= Beginning of Section =

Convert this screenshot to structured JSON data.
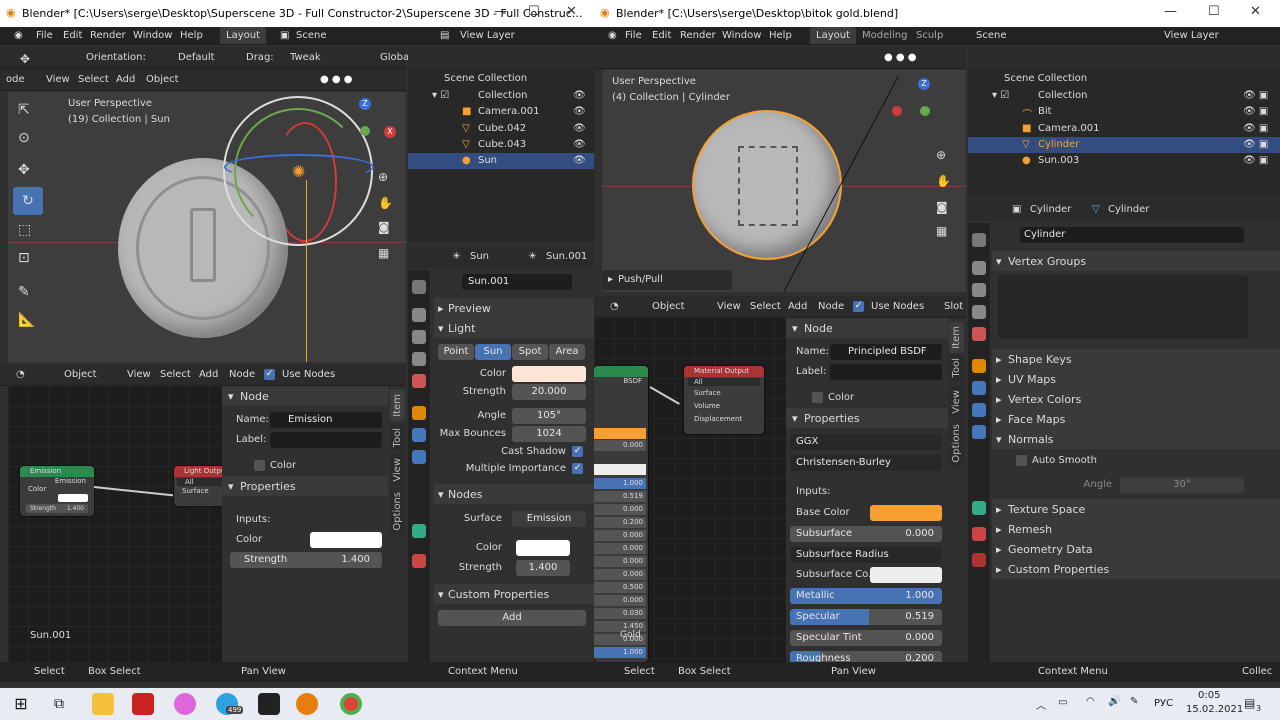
{
  "left": {
    "title": "Blender* [C:\\Users\\serge\\Desktop\\Superscene 3D - Full Constructor-2\\Superscene 3D - Full Construc...",
    "menu": [
      "File",
      "Edit",
      "Render",
      "Window",
      "Help"
    ],
    "workspace": "Layout",
    "scene": "Scene",
    "view_layer": "View Layer",
    "toolbar": {
      "orientation_label": "Orientation:",
      "orientation": "Default",
      "drag_label": "Drag:",
      "drag": "Tweak",
      "transform": "Globa"
    },
    "viewport_menu": [
      "View",
      "Select",
      "Add",
      "Object"
    ],
    "viewport_mode": "ode",
    "viewport_info": [
      "User Perspective",
      "(19) Collection | Sun"
    ],
    "outliner": {
      "root": "Scene Collection",
      "items": [
        {
          "name": "Collection"
        },
        {
          "name": "Camera.001"
        },
        {
          "name": "Cube.042"
        },
        {
          "name": "Cube.043"
        },
        {
          "name": "Sun"
        }
      ]
    },
    "properties": {
      "object_name": "Sun",
      "data_name": "Sun.001",
      "data_field": "Sun.001",
      "preview": "Preview",
      "light": "Light",
      "light_types": [
        "Point",
        "Sun",
        "Spot",
        "Area"
      ],
      "color_label": "Color",
      "strength_label": "Strength",
      "strength": "20.000",
      "angle_label": "Angle",
      "angle": "105°",
      "bounces_label": "Max Bounces",
      "bounces": "1024",
      "cast_shadow": "Cast Shadow",
      "multiple_importance": "Multiple Importance",
      "nodes": "Nodes",
      "surface_label": "Surface",
      "surface": "Emission",
      "ncolor_label": "Color",
      "nstrength_label": "Strength",
      "nstrength": "1.400",
      "custom_props": "Custom Properties",
      "add": "Add"
    },
    "node_editor": {
      "mode": "Object",
      "menu": [
        "View",
        "Select",
        "Add",
        "Node"
      ],
      "use_nodes": "Use Nodes",
      "frame_label": "Sun.001",
      "emission_node": {
        "title": "Emission",
        "out": "Emission",
        "color": "Color",
        "strength": "Strength",
        "strength_val": "1.400"
      },
      "light_output_node": {
        "title": "Light Output",
        "target": "All",
        "surface": "Surface"
      }
    },
    "sidebar": {
      "node": "Node",
      "name_label": "Name:",
      "name": "Emission",
      "label_label": "Label:",
      "color": "Color",
      "properties": "Properties",
      "inputs": "Inputs:",
      "in_color": "Color",
      "in_strength": "Strength",
      "in_strength_val": "1.400",
      "tabs": [
        "Item",
        "Tool",
        "View",
        "Options"
      ]
    },
    "status": [
      "Select",
      "Box Select",
      "Pan View",
      "Context Menu"
    ]
  },
  "right": {
    "title": "Blender* [C:\\Users\\serge\\Desktop\\bitok gold.blend]",
    "menu": [
      "File",
      "Edit",
      "Render",
      "Window",
      "Help"
    ],
    "workspaces": [
      "Layout",
      "Modeling",
      "Sculp"
    ],
    "scene": "Scene",
    "view_layer": "View Layer",
    "viewport_info": [
      "User Perspective",
      "(4) Collection | Cylinder"
    ],
    "operator": "Push/Pull",
    "outliner": {
      "root": "Scene Collection",
      "items": [
        {
          "name": "Collection"
        },
        {
          "name": "Bit"
        },
        {
          "name": "Camera.001"
        },
        {
          "name": "Cylinder"
        },
        {
          "name": "Sun.003"
        }
      ]
    },
    "properties": {
      "object": "Cylinder",
      "mesh": "Cylinder",
      "mesh_field": "Cylinder",
      "sections": [
        "Vertex Groups",
        "Shape Keys",
        "UV Maps",
        "Vertex Colors",
        "Face Maps",
        "Normals"
      ],
      "auto_smooth": "Auto Smooth",
      "angle_label": "Angle",
      "angle": "30°",
      "sections2": [
        "Texture Space",
        "Remesh",
        "Geometry Data",
        "Custom Properties"
      ]
    },
    "node_editor": {
      "mode": "Object",
      "menu": [
        "View",
        "Select",
        "Add",
        "Node"
      ],
      "use_nodes": "Use Nodes",
      "slot": "Slot",
      "material_output": {
        "title": "Material Output",
        "target": "All",
        "surface": "Surface",
        "volume": "Volume",
        "displacement": "Displacement"
      },
      "bsdf_label": "BSDF",
      "slot_values": [
        "0.000",
        "1.000",
        "0.519",
        "0.000",
        "0.200",
        "0.000",
        "0.000",
        "0.000",
        "0.000",
        "0.500",
        "0.000",
        "0.030",
        "1.450",
        "0.000",
        "1.000"
      ],
      "frame_label": "Gold"
    },
    "sidebar": {
      "node": "Node",
      "name_label": "Name:",
      "name": "Principled BSDF",
      "label_label": "Label:",
      "color": "Color",
      "properties": "Properties",
      "distribution": "GGX",
      "subsurface_method": "Christensen-Burley",
      "inputs": "Inputs:",
      "base_color": "Base Color",
      "subsurface": "Subsurface",
      "subsurface_val": "0.000",
      "subsurface_radius": "Subsurface Radius",
      "subsurface_color": "Subsurface Co..",
      "metallic": "Metallic",
      "metallic_val": "1.000",
      "specular": "Specular",
      "specular_val": "0.519",
      "specular_tint": "Specular Tint",
      "specular_tint_val": "0.000",
      "roughness": "Roughness",
      "roughness_val": "0.200",
      "tabs": [
        "Item",
        "Tool",
        "View",
        "Options"
      ]
    },
    "status": [
      "Select",
      "Box Select",
      "Pan View",
      "Context Menu",
      "Collec"
    ]
  },
  "taskbar": {
    "time": "0:05",
    "date": "15.02.2021",
    "lang": "РУС",
    "notif": "3",
    "badge": "499"
  },
  "colors": {
    "accent": "#4772b3",
    "orange": "#f5a030",
    "selected_row": "#334d80",
    "taskbar": "#e8ecf2"
  }
}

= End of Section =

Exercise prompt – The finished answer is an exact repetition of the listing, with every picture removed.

Solution for this problem –
Convert this screenshot to structured JSON data.
{
  "left": {
    "title": "Blender* [C:\\Users\\serge\\Desktop\\Superscene 3D - Full Constructor-2\\Superscene 3D - Full Construc...",
    "menu": [
      "File",
      "Edit",
      "Render",
      "Window",
      "Help"
    ],
    "workspace": "Layout",
    "scene": "Scene",
    "view_layer": "View Layer",
    "toolbar": {
      "orientation_label": "Orientation:",
      "orientation": "Default",
      "drag_label": "Drag:",
      "drag": "Tweak",
      "transform": "Globa"
    },
    "viewport_menu": [
      "View",
      "Select",
      "Add",
      "Object"
    ],
    "viewport_mode": "ode",
    "viewport_info": [
      "User Perspective",
      "(19) Collection | Sun"
    ],
    "outliner": {
      "root": "Scene Collection",
      "items": [
        {
          "name": "Collection"
        },
        {
          "name": "Camera.001"
        },
        {
          "name": "Cube.042"
        },
        {
          "name": "Cube.043"
        },
        {
          "name": "Sun"
        }
      ]
    },
    "properties": {
      "object_name": "Sun",
      "data_name": "Sun.001",
      "data_field": "Sun.001",
      "preview": "Preview",
      "light": "Light",
      "light_types": [
        "Point",
        "Sun",
        "Spot",
        "Area"
      ],
      "color_label": "Color",
      "strength_label": "Strength",
      "strength": "20.000",
      "angle_label": "Angle",
      "angle": "105°",
      "bounces_label": "Max Bounces",
      "bounces": "1024",
      "cast_shadow": "Cast Shadow",
      "multiple_importance": "Multiple Importance",
      "nodes": "Nodes",
      "surface_label": "Surface",
      "surface": "Emission",
      "ncolor_label": "Color",
      "nstrength_label": "Strength",
      "nstrength": "1.400",
      "custom_props": "Custom Properties",
      "add": "Add"
    },
    "node_editor": {
      "mode": "Object",
      "menu": [
        "View",
        "Select",
        "Add",
        "Node"
      ],
      "use_nodes": "Use Nodes",
      "frame_label": "Sun.001",
      "emission_node": {
        "title": "Emission",
        "out": "Emission",
        "color": "Color",
        "strength": "Strength",
        "strength_val": "1.400"
      },
      "light_output_node": {
        "title": "Light Output",
        "target": "All",
        "surface": "Surface"
      }
    },
    "sidebar": {
      "node": "Node",
      "name_label": "Name:",
      "name": "Emission",
      "label_label": "Label:",
      "color": "Color",
      "properties": "Properties",
      "inputs": "Inputs:",
      "in_color": "Color",
      "in_strength": "Strength",
      "in_strength_val": "1.400",
      "tabs": [
        "Item",
        "Tool",
        "View",
        "Options"
      ]
    },
    "status": [
      "Select",
      "Box Select",
      "Pan View",
      "Context Menu"
    ]
  },
  "right": {
    "title": "Blender* [C:\\Users\\serge\\Desktop\\bitok gold.blend]",
    "menu": [
      "File",
      "Edit",
      "Render",
      "Window",
      "Help"
    ],
    "workspaces": [
      "Layout",
      "Modeling",
      "Sculp"
    ],
    "scene": "Scene",
    "view_layer": "View Layer",
    "viewport_info": [
      "User Perspective",
      "(4) Collection | Cylinder"
    ],
    "operator": "Push/Pull",
    "outliner": {
      "root": "Scene Collection",
      "items": [
        {
          "name": "Collection"
        },
        {
          "name": "Bit"
        },
        {
          "name": "Camera.001"
        },
        {
          "name": "Cylinder"
        },
        {
          "name": "Sun.003"
        }
      ]
    },
    "properties": {
      "object": "Cylinder",
      "mesh": "Cylinder",
      "mesh_field": "Cylinder",
      "sections": [
        "Vertex Groups",
        "Shape Keys",
        "UV Maps",
        "Vertex Colors",
        "Face Maps",
        "Normals"
      ],
      "auto_smooth": "Auto Smooth",
      "angle_label": "Angle",
      "angle": "30°",
      "sections2": [
        "Texture Space",
        "Remesh",
        "Geometry Data",
        "Custom Properties"
      ]
    },
    "node_editor": {
      "mode": "Object",
      "menu": [
        "View",
        "Select",
        "Add",
        "Node"
      ],
      "use_nodes": "Use Nodes",
      "slot": "Slot",
      "material_output": {
        "title": "Material Output",
        "target": "All",
        "surface": "Surface",
        "volume": "Volume",
        "displacement": "Displacement"
      },
      "bsdf_label": "BSDF",
      "slot_values": [
        "0.000",
        "1.000",
        "0.519",
        "0.000",
        "0.200",
        "0.000",
        "0.000",
        "0.000",
        "0.000",
        "0.500",
        "0.000",
        "0.030",
        "1.450",
        "0.000",
        "1.000"
      ],
      "frame_label": "Gold"
    },
    "sidebar": {
      "node": "Node",
      "name_label": "Name:",
      "name": "Principled BSDF",
      "label_label": "Label:",
      "color": "Color",
      "properties": "Properties",
      "distribution": "GGX",
      "subsurface_method": "Christensen-Burley",
      "inputs": "Inputs:",
      "base_color": "Base Color",
      "subsurface": "Subsurface",
      "subsurface_val": "0.000",
      "subsurface_radius": "Subsurface Radius",
      "subsurface_color": "Subsurface Co..",
      "metallic": "Metallic",
      "metallic_val": "1.000",
      "specular": "Specular",
      "specular_val": "0.519",
      "specular_tint": "Specular Tint",
      "specular_tint_val": "0.000",
      "roughness": "Roughness",
      "roughness_val": "0.200",
      "tabs": [
        "Item",
        "Tool",
        "View",
        "Options"
      ]
    },
    "status": [
      "Select",
      "Box Select",
      "Pan View",
      "Context Menu",
      "Collec"
    ]
  },
  "taskbar": {
    "time": "0:05",
    "date": "15.02.2021",
    "lang": "РУС",
    "notif": "3",
    "badge": "499"
  },
  "colors": {
    "accent": "#4772b3",
    "orange": "#f5a030",
    "selected_row": "#334d80",
    "taskbar": "#e8ecf2"
  }
}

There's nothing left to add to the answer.